A day like today, usually finds me in a state of confusion. I have to check several clocks to find the real time - which ones have been moved back that hour, which ones need to be done manually. Far be it for me to be sensible and change them all the night before as is routinely suggested. Apparently my cell phone and computer and VCR are good. The microwave, stove and car are too lazy to do it themselves and need my help. Damn, twice a year I have to relearn how to reconfigure this.

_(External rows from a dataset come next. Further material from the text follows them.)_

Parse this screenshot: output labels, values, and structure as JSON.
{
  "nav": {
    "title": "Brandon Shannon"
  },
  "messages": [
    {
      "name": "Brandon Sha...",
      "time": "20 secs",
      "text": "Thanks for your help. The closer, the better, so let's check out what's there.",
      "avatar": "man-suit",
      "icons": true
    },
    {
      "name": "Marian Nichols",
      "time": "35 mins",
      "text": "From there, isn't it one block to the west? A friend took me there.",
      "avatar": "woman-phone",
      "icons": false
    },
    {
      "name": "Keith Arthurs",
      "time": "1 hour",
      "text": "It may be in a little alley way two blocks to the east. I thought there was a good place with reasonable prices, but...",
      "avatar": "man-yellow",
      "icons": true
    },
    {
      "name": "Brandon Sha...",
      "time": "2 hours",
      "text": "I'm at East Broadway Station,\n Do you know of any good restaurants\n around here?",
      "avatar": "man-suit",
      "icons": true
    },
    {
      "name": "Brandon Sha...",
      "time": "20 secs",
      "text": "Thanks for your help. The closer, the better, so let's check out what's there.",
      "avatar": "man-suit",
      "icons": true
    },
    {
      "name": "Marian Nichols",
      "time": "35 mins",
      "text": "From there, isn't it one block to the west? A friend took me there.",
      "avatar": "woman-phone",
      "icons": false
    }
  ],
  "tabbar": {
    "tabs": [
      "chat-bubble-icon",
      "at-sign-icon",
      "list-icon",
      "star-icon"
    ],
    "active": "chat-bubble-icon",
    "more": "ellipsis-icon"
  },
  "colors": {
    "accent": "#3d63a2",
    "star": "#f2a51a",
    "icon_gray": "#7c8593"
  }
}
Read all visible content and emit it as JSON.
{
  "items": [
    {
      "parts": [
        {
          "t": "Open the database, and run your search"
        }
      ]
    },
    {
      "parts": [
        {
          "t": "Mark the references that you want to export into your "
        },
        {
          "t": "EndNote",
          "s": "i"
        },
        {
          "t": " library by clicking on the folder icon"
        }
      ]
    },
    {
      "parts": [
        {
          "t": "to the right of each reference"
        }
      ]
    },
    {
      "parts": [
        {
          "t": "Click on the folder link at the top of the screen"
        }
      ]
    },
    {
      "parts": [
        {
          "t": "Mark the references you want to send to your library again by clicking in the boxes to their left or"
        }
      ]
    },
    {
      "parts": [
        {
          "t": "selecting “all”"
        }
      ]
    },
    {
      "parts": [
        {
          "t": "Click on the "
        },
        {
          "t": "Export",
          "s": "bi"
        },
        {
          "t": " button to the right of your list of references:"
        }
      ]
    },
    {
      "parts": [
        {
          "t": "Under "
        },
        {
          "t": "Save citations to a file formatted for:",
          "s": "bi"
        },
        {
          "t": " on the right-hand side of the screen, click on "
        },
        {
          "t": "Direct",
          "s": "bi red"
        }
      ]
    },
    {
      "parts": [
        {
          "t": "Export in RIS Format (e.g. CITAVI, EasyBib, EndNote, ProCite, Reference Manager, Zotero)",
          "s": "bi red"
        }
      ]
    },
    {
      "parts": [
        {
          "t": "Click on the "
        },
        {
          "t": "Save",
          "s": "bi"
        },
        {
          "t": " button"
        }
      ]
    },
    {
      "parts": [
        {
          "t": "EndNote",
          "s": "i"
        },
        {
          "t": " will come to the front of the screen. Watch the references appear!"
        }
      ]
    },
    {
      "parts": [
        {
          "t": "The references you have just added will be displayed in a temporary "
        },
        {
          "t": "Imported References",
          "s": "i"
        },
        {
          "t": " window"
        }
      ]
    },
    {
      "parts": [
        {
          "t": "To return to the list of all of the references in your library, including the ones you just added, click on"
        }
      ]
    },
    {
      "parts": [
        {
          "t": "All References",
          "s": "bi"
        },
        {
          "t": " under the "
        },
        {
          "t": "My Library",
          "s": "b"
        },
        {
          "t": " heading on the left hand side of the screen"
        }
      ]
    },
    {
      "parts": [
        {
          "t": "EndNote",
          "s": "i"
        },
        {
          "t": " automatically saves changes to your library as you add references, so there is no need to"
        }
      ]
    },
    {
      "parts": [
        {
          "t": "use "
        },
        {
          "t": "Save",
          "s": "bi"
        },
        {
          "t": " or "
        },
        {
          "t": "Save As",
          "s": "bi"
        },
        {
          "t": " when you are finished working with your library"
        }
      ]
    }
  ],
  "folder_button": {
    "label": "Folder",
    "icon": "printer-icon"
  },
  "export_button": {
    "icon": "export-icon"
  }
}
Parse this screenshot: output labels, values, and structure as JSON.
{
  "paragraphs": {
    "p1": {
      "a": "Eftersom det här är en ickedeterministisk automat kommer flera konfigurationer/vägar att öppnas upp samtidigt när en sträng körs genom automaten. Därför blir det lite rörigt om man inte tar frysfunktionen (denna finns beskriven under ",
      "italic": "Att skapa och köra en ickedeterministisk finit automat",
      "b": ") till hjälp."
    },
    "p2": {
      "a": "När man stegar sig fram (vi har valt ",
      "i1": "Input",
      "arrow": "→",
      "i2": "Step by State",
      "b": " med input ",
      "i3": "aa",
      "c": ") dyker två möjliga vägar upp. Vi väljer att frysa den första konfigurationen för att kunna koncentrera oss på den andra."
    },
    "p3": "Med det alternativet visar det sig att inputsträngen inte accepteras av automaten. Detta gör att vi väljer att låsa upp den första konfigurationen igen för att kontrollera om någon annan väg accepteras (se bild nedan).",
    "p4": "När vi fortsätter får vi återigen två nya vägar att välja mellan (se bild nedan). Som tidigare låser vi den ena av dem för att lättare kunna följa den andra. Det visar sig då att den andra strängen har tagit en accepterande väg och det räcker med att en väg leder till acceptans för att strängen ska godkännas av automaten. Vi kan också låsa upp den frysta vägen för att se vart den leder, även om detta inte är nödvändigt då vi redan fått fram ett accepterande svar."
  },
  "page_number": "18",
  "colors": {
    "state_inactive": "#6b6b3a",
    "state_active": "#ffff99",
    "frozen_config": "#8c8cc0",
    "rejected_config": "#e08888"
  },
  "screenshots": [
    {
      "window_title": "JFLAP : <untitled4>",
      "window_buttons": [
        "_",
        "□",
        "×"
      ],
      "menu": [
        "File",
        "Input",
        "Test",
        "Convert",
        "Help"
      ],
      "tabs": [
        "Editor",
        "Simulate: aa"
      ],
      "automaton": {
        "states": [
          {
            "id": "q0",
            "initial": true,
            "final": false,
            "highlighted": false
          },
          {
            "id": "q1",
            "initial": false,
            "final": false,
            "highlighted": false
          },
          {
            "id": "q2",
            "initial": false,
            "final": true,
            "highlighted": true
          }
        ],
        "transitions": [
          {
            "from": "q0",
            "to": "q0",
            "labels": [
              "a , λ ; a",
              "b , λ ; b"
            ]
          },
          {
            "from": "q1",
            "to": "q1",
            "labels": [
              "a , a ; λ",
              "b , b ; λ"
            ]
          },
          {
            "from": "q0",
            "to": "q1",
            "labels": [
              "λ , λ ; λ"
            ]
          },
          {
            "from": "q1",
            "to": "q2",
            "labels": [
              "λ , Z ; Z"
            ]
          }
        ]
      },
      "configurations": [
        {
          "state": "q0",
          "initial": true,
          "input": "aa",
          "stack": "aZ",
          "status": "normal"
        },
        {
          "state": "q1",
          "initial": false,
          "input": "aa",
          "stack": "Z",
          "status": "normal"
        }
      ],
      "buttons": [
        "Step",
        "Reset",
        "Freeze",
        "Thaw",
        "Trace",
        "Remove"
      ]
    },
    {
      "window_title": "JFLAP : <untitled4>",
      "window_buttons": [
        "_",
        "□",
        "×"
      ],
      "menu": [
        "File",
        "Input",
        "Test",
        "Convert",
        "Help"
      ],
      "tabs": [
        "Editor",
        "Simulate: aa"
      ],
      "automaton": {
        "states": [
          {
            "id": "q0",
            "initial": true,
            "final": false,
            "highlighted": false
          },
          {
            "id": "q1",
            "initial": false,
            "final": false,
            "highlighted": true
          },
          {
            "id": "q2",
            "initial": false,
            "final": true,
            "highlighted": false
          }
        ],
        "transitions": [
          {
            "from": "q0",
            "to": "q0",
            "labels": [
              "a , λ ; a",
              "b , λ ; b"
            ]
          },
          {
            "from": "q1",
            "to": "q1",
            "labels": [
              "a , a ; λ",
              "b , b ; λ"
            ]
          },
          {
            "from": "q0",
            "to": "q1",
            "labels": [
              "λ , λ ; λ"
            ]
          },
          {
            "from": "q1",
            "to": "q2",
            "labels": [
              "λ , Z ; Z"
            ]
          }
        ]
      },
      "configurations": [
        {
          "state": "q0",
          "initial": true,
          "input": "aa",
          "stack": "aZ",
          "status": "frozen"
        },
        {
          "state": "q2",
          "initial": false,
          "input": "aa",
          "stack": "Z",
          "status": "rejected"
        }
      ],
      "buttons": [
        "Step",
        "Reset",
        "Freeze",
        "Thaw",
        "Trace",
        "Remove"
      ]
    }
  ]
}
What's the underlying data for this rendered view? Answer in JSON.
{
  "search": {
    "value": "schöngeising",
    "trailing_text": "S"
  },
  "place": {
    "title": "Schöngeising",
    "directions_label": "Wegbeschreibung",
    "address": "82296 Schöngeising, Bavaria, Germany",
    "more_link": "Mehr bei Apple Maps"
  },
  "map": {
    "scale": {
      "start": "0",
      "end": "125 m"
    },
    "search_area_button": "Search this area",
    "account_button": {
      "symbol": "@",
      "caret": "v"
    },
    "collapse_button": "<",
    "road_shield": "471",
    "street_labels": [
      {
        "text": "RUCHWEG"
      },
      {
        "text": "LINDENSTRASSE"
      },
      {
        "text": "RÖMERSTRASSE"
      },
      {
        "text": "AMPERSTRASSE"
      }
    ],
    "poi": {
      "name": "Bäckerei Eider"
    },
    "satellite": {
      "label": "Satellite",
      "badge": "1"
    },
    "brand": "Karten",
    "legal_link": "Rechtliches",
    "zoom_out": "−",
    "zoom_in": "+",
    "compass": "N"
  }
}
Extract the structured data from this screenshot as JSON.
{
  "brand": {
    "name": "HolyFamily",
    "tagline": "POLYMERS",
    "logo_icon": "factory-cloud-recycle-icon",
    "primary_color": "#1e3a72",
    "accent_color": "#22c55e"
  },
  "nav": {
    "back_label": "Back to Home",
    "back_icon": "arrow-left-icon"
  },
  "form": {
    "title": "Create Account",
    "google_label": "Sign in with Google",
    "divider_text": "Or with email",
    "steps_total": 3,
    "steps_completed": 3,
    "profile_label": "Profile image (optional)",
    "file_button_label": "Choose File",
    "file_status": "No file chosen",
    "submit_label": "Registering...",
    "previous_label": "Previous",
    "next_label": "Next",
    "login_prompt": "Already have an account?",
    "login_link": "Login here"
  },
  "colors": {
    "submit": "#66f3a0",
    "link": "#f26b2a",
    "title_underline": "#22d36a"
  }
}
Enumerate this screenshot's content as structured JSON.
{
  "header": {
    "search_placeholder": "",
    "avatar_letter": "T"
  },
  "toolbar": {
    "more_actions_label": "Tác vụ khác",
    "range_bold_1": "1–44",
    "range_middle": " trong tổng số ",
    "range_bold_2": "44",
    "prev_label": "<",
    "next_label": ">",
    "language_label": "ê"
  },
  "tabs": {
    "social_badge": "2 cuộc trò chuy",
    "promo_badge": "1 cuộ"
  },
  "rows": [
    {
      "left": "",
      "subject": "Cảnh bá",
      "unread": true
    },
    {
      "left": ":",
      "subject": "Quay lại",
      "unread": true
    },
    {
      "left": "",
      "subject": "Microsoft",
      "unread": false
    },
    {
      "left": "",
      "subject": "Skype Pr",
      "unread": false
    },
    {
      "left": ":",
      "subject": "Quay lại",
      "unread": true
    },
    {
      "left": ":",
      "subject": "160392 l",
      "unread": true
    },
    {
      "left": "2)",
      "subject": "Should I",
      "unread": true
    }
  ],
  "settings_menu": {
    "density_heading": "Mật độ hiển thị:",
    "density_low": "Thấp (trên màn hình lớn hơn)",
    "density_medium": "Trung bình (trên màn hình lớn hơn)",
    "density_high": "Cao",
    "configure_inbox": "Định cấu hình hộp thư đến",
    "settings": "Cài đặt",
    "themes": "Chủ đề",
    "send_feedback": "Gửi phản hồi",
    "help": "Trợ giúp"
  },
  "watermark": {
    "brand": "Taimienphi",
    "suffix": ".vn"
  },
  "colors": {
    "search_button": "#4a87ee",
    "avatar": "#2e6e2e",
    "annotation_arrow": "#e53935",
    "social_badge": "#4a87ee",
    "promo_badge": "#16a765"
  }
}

Today is also a day of thinking about the departed. My culture is one that does not celebrate death, or the rituals of death. This is also partly my family custom. We have no grave sites for visiting. The one grandparent who was alive when I was born died when I was 10. My father did not have much to do with his family, my mother's family were all in Scotland and I was a teenager before I ever met any of them. Death was not a part of my family until recently. We have been rather fortunate for that, but also extremely unprepared. I was looking up some references for writing this, specifically an excellent production shown on PBS (POV: a Family Undertaking) about different death customs in various cultures and got sidetracked into reading many articles surrounding rites and rituals and ceremonies and how they have changed over the years and centuries. How much we have distanced ourselves from death and from the dying. In some way I wish we had a Day of the Dead. I wish we had a communal gathering to remember; a communal place to remember.
Today was a service for remembering at the seniors home where my mother moved into 2 years ago. There have been many deaths in that home during this year, including my mother and three of her close friends. A part of me did not want to go. Another part of me was glad to go. Glad to be a part of the service just by being present. Glad that there was a service. Glad that it was a beautiful November day for it. Glad that, when one wished to look away, there were still golden and yellow leaves hanging on some of the trees just beyond the large windows.